Dataset rows describing interfaces
+ + + + +

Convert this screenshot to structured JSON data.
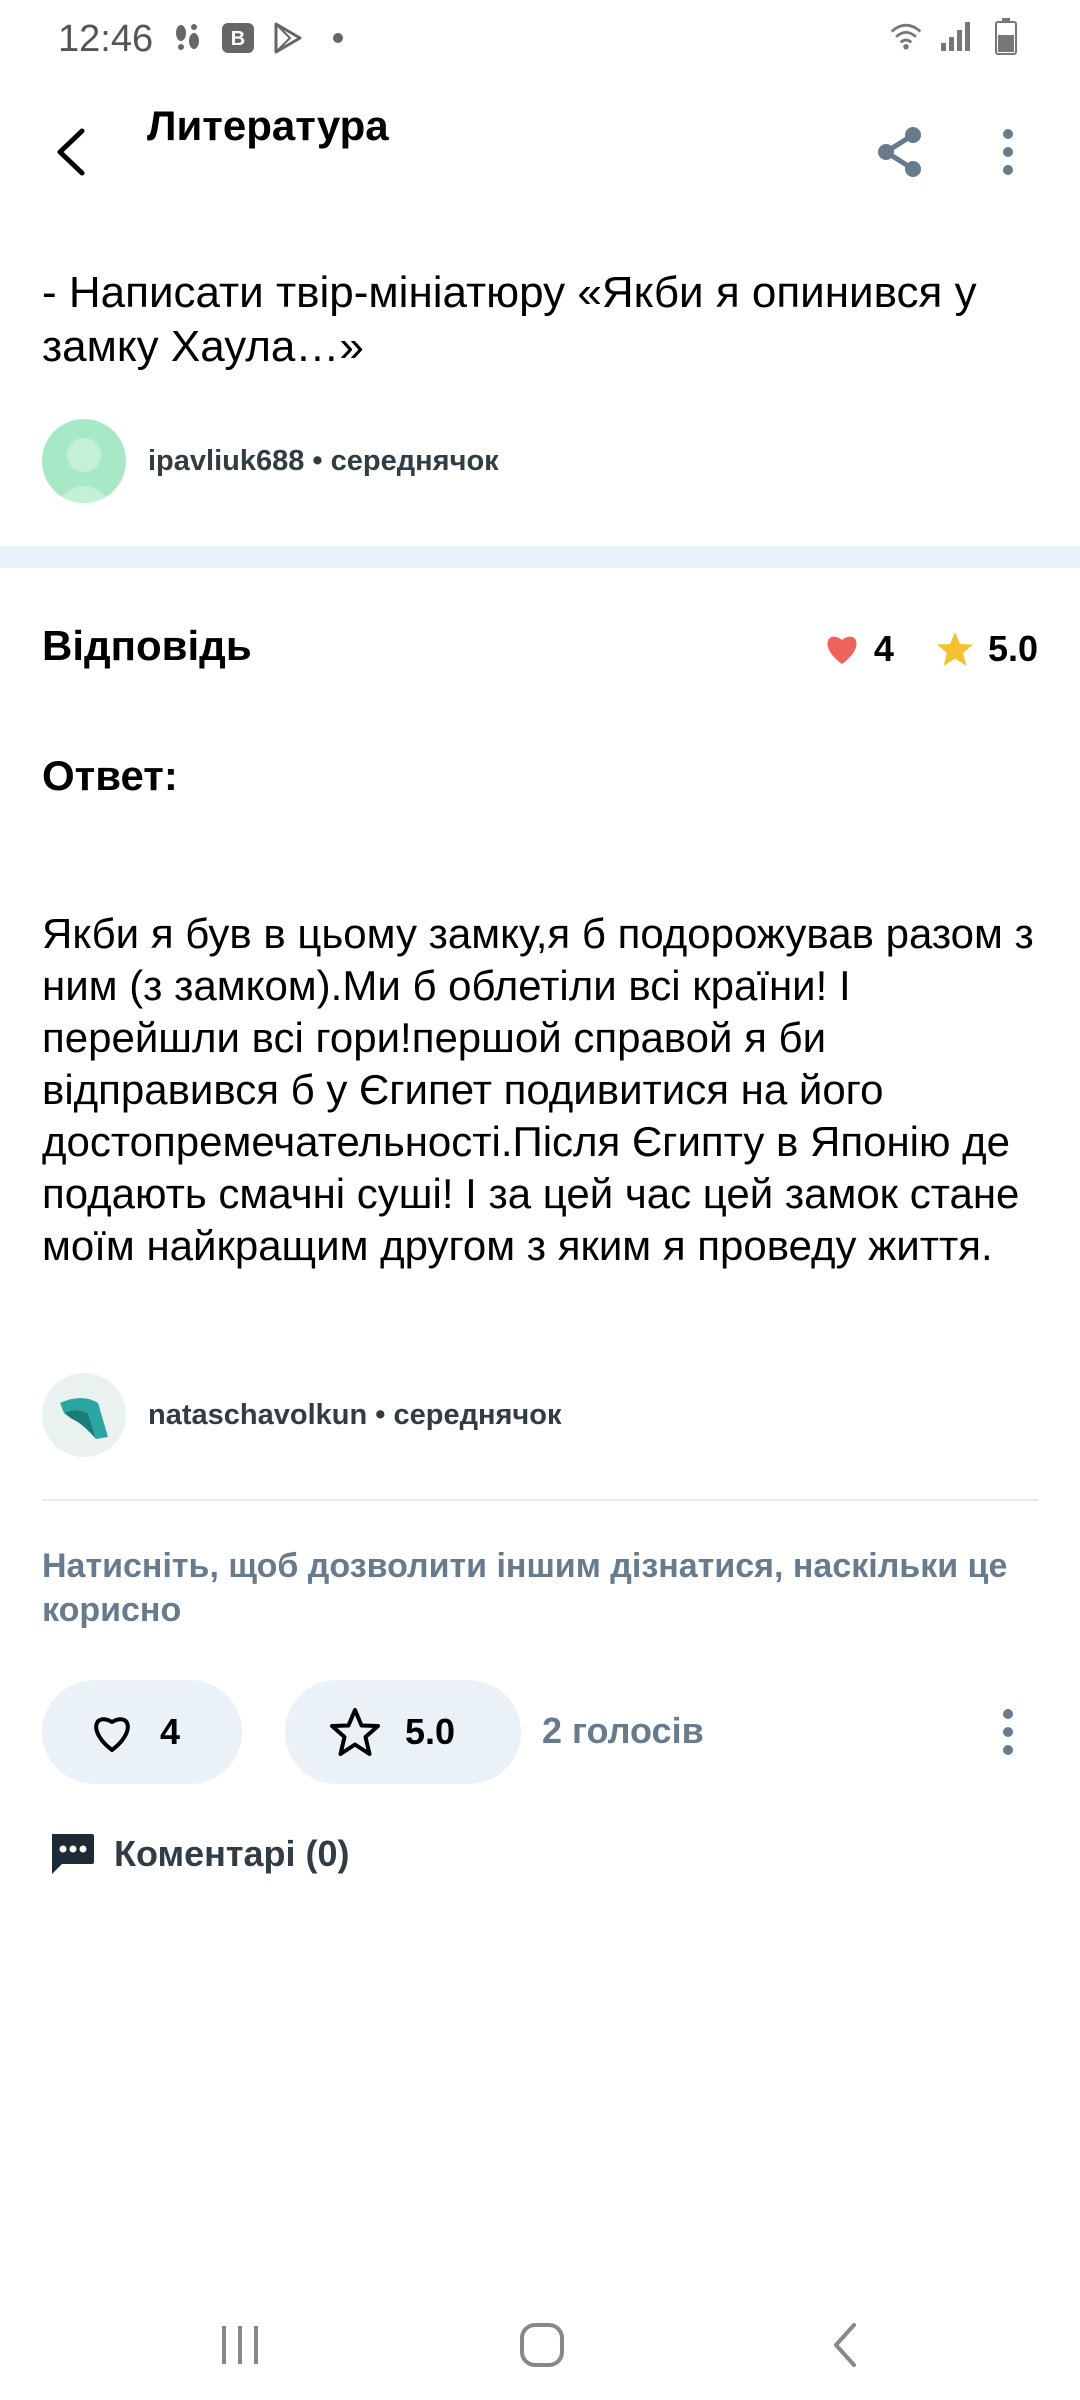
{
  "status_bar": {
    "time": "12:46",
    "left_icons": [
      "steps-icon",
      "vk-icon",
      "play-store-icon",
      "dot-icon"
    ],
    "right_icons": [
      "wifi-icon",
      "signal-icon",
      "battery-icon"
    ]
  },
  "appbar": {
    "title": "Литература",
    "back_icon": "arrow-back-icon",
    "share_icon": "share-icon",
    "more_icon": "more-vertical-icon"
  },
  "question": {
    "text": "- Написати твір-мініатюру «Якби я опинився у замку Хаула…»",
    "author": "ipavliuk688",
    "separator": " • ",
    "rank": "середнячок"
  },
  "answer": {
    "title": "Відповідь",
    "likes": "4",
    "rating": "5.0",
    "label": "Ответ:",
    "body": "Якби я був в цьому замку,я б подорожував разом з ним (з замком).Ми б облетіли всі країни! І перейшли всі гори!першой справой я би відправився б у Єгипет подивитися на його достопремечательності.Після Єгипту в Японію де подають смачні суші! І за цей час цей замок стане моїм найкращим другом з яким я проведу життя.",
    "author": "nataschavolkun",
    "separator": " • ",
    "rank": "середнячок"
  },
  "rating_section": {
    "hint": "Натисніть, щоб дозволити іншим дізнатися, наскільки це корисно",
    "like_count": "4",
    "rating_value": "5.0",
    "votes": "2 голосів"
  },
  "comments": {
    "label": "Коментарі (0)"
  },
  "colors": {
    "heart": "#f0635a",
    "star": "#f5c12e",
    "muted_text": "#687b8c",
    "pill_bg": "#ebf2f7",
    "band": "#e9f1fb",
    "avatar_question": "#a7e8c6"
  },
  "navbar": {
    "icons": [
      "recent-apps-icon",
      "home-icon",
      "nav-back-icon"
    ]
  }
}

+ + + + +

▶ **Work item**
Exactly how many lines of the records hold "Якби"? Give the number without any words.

▶ **Reply**
2